    The cover is a serigraph piece, Dream Music IV, a python skeleton on music staves.

    CD Anthologies

    CD Connection, 1996

    New Arts Program, Kutztown, Pennsylvania

    Robert Ashley, Connie Beckley, Glenn Branca, Jon Gibson, Philip Glass, Malcolm Goldstein, Joan La Barbara, Meredith Monk, Steve Reich, Peter Van Riper.

    Peter Van Riper

    Acoustic Cups  (7’07”)

    The piece Acoustic Cups begins with the sound of my fireplace listened to closely, and proceeds to acoustic cups (metal cups hanging in space as part of my sound sculpture Found Sound) first sounding in the air currents, then played.

    Aerial IV, 1991-94

    Nonsequitur Foundation, Albuquerque, New Mexico

    Brenda Hutchinson, Peter Van Riper, Erik Belgum, Leif Brush, Elodie Lauten, Elise Kermani, Anna Homler & Steve Moshier, Joseph Weber, Patsy Rahn, N. Sean Williams.

    Peter Van Riper

    Heart  (4’11”)

    “Dedicated to the memory of artist Merle Steir, this piece is played on an eight-foot long metal strip that he used to make his sculptures of interlocking hearts.  It is possible to make music with anything when in a music state”.  Peter Van Riper

    A close friend of Peter’s, Merle Steir, was best known for his interlocking heart sculpture, 4” cubic pieces sold at Museum of Modern Art’s bookstore. When he was killed on his way to the festival of the wind, we did a memorial performance at St. Marks Church and I began to play a long strip of metal from which his hearts were stamped out.

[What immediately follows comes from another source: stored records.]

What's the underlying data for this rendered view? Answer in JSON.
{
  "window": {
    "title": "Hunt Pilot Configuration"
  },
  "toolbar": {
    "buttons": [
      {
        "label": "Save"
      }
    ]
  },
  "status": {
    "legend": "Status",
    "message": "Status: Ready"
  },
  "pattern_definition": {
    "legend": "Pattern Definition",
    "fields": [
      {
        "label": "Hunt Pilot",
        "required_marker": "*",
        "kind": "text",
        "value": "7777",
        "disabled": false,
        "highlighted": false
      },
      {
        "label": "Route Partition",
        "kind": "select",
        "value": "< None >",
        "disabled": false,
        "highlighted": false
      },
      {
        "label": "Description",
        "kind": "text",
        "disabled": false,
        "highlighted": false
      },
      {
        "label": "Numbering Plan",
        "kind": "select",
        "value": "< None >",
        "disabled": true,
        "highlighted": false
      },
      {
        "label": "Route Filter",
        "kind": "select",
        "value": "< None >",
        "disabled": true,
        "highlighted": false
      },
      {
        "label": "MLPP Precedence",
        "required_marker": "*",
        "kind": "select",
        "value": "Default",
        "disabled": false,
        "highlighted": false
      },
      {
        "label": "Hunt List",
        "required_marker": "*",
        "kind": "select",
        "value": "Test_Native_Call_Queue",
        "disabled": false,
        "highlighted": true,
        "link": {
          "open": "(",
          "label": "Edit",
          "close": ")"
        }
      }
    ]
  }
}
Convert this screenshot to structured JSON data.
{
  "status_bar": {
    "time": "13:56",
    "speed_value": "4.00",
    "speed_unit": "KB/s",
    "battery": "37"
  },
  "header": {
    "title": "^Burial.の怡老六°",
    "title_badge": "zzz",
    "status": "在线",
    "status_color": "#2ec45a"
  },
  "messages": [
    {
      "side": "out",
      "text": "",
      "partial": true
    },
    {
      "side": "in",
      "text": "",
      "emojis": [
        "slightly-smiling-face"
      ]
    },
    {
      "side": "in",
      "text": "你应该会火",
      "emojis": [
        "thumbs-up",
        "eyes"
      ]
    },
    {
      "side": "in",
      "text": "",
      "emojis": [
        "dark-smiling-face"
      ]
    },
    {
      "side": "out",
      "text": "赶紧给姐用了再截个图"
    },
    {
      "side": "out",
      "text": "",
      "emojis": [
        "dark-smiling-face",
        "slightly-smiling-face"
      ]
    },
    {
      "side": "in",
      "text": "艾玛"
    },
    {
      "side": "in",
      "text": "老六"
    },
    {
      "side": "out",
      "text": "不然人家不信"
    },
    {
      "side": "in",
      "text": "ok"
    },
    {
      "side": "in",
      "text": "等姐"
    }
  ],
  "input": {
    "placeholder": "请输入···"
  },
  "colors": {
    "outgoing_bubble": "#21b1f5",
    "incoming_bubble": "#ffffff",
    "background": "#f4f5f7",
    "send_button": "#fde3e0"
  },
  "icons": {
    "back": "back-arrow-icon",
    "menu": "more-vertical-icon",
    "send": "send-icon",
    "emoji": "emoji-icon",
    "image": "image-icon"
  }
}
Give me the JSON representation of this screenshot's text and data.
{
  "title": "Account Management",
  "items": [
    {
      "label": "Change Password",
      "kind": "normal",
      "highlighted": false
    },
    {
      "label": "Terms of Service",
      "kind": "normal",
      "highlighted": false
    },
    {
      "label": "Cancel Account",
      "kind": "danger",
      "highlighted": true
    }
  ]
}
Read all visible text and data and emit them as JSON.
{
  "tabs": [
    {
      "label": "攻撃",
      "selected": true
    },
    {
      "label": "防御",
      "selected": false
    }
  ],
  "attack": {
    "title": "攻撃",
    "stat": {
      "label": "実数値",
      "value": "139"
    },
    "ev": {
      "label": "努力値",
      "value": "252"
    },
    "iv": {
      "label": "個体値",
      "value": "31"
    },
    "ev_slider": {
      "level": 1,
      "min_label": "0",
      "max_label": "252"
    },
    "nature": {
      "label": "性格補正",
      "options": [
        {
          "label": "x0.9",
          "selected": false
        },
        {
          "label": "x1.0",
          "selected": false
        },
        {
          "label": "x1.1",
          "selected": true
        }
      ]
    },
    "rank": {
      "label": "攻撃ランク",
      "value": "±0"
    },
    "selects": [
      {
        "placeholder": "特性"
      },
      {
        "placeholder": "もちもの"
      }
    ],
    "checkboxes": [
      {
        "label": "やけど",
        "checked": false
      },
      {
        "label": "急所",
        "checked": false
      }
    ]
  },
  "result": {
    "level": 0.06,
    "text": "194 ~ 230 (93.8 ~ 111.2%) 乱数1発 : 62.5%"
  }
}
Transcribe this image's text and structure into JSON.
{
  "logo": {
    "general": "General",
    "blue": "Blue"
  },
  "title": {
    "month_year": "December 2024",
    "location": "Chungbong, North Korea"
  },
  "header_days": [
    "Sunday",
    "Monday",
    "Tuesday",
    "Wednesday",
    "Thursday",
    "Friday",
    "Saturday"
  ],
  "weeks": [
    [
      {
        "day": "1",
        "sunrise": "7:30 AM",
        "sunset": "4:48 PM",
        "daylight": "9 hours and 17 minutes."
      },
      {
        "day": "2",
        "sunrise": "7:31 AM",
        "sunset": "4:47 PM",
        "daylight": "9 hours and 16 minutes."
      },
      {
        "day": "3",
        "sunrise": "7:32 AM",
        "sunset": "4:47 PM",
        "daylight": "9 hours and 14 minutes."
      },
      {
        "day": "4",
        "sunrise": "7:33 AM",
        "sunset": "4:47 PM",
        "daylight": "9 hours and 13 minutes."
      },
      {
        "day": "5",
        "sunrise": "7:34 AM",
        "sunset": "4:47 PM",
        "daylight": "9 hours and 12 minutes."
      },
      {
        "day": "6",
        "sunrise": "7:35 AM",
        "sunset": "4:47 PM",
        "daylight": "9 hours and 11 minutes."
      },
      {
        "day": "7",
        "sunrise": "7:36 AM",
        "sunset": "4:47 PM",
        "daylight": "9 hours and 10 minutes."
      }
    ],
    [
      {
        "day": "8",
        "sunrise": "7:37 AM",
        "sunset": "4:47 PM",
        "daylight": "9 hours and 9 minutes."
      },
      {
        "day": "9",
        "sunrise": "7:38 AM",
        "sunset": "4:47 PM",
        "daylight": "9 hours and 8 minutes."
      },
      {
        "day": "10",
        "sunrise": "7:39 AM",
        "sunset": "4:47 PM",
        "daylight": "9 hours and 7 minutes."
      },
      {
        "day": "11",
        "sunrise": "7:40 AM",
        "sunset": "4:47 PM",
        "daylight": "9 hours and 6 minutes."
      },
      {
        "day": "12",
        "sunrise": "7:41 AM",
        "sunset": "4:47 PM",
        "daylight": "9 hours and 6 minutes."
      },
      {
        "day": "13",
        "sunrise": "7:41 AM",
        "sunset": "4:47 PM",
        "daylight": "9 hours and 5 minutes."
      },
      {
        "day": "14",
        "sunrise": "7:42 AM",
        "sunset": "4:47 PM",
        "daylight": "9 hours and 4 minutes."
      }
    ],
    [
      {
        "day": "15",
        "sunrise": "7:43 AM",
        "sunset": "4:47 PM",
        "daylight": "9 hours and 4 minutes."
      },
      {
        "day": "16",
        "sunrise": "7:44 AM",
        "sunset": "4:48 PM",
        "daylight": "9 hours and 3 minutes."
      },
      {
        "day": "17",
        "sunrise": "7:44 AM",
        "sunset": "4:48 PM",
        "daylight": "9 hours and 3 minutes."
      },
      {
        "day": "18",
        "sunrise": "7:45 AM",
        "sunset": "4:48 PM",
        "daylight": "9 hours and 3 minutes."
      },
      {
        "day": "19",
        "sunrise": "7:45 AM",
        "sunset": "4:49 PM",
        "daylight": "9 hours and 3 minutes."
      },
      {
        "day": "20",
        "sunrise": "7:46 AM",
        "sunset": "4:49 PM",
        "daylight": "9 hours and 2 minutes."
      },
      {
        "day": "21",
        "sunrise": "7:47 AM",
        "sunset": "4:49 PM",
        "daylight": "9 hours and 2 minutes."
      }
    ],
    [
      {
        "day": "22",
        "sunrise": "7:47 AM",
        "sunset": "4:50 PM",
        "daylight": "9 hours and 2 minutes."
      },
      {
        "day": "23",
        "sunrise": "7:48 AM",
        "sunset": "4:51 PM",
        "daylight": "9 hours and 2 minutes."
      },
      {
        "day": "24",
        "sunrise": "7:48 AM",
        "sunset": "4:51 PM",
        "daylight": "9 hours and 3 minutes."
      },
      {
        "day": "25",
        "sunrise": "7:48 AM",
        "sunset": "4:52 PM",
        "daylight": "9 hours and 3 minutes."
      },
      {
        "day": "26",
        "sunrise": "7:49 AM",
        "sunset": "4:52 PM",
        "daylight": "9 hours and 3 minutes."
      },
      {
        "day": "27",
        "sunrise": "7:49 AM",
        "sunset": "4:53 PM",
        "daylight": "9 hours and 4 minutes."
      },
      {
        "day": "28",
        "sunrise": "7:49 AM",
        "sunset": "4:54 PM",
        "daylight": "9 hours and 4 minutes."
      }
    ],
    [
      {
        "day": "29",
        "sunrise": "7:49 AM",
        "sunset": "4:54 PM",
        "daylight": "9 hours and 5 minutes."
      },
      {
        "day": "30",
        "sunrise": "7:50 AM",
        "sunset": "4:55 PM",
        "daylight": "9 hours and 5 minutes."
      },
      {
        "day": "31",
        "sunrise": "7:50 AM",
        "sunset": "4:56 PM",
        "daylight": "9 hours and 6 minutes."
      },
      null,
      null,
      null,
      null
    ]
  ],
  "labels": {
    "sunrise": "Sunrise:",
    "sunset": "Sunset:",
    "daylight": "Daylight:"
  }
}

    The heart metal strip is about 8’ long x 4” and twirls around as it is played, accounting for a panning effect. I like very much moving music. The effective sound is an acoustic situation without any processing.


    Portrait Triptychs:  Laser Light Silhouettes, 1985

    A series of nine triptychs consisting of silhouettes in laser light of artist friends, accompanied by a mirrored image characteristic of the person. The edges of the accompanying objects exhibit laser diffraction, giving an aura, as if emitting energy, and enhancing their objectness. The ninth triptych is a Cherokee bear mask with pine cones Peter played in performance.

    On Blank Pages, 1982

    This book consists of thought/poems bound by the cover of the “Young Fluxus” catalog. Dedicated to George Maciunas. Includes Eastern sages and Native American quotations. 32 pages. 

    It:  Readings for Performance, 1974

    On chance, change, and itness. Originally written for a tour of six major cities in Japan, the book contains readings of Marcel Duchamp, Gertrude Stein, Ho Chi Minh, John Cage, Native Americans, the artist’s reflections, and the sound score, Change Sound. 40 pages.


    Seven Days in Space, 1986

    Sound:  Peter Van Riper, Satellites 

    “Excerpt from music for a NASA video entitled Seven Days In Space, for Mission 51A, the first to recover as well as launch satellites. In this section of the video, many different launches are seen while listening to uninterrupted music. I used the largest thick metal bars and a tall cylinder to create a long hum tone that reflects the exaggerated slow movement of objects in outer space”. Peter Van Riper’s music for Seven Days in Space is produced on invented acoustic metal instruments.

    Since there is no air in space and consequently no sound in space, I wanted to make music without using recognizable instruments; I wanted music made in a new way for a new environment. The music is concrete sound, vibrations recorded from struck metal; and being music of an invented instrument, it’s new fresh sound.

    Sometimes I play solid bars or die-cut metal bands, and other times I play my bats. I have cut aluminum baseball bats suspended from a wire that I play like bells. These vibrating metals produce reverberant sound fields and all kinds of tones that match the sense and mood of their section of the video.

    In the tour of the spaceship the music sort of echoes like swimming in a sunken submarine except there’s no water; while outside the tones are longer to fit the feel of the immense space. During the astronaut’s exercise and play the sound is toy-like, and when they ride through space on the MMU the bats are struck marking time as they go.

    I hope the music feels fresh for our new view of ourselves from space and for our future now that we inhabit near space.

    CD Roms

    50 Sounds Running, 1998 


    Jerry Pethick:  Marking Time, 1998